Teens Under Age 16
Until your teen’s 16th birthday, he or she is considered a child in the eyes of the State Department. Teens age 15 and younger are issued minor passports. These passports are valid for just 5 years, and cannot be renewed. Minor applicants are always required to appear in person in front of a Passport Acceptance Agent.
Minor passports require that both parents (or all legal guardians) give consent for the issuance of the passport. The easiest way to do this is to have both parents go with the child to the Passport Acceptance Facility. If you aren’t able to have both parents go to apply for the passport, at least one parent needs to go in person, and the other parent can sign and notarize Form DS-3053, the Statement of Consent. The parent who doesn’t go to the Passport Acceptance Facility will also need to provide a photocopy of his passport or the front and back of his driver’s license. (Having custody issues or trouble getting your child’s other parent to provide consent? Stay tuned, we have an article coming up soon about how to deal with tricky family situations when applying for a child’s passport.)
Teens Age 16-17
That sweet sixteenth birthday is a big one… not only is your child now old enough to drive a car, she’s old enough to get her first adult passport! The US State Department issues adult passports valid for 10 years to applicants age 16 and older. Even if your teen was issued a minor passport, he will need to follow the procedure for a first time adult passport. Your teen will need to appear in person at a Passport Acceptance Agent to apply for the passport.
Although 16 and 17 year olds are eligible for an adult passport, they still aren’t legal adults. The State Department requires that these teen applicants demonstrate “parental awareness” of their passport request. This can be done by having a parent accompany the teen to the passport acceptance facility, or by submitting a letter authorizing the issuance of a passport and a copy of the parent’s ID.
Under State Department rules, only one parent needs to show “parental awareness” by signing a letter or going in person with the teen, but some Passport Acceptance Agents are reluctant to approve an application unless they have proof of parental awareness of both parents.
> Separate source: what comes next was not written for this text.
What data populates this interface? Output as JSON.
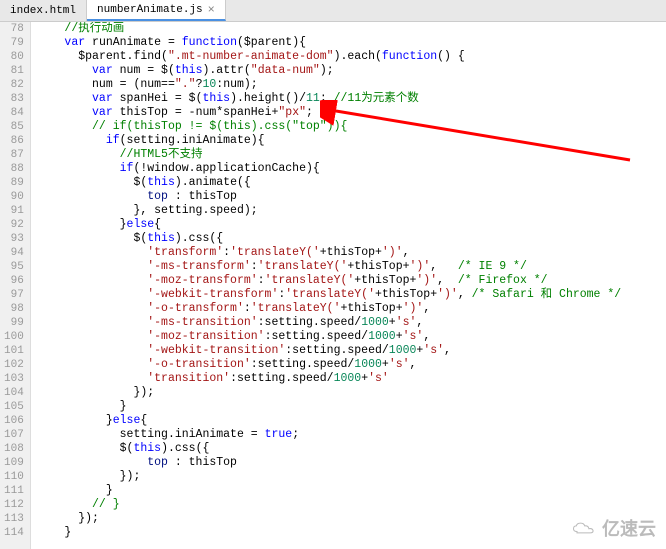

To prevent any delays, we recommend that both parents sign a letter approving the issuance of a passport to their 16 or 17 year old.
Teen applicants will also need to show photo identification when applying for a passport. A driver’s license, learner’s permit, or a previous US passport (even if expired) can be used as identification. If your teen doesn’t have a previous passport or a state-issued ID, they’ll need to submit at least two forms of secondary identification, one of which must be a photo ID.
Teens Age 18 or Older
Once your teen turns 18, obtaining a passport becomes much simpler! At age 18, your teen is now legally an adult, and is able to apply for a passport entirely on their own.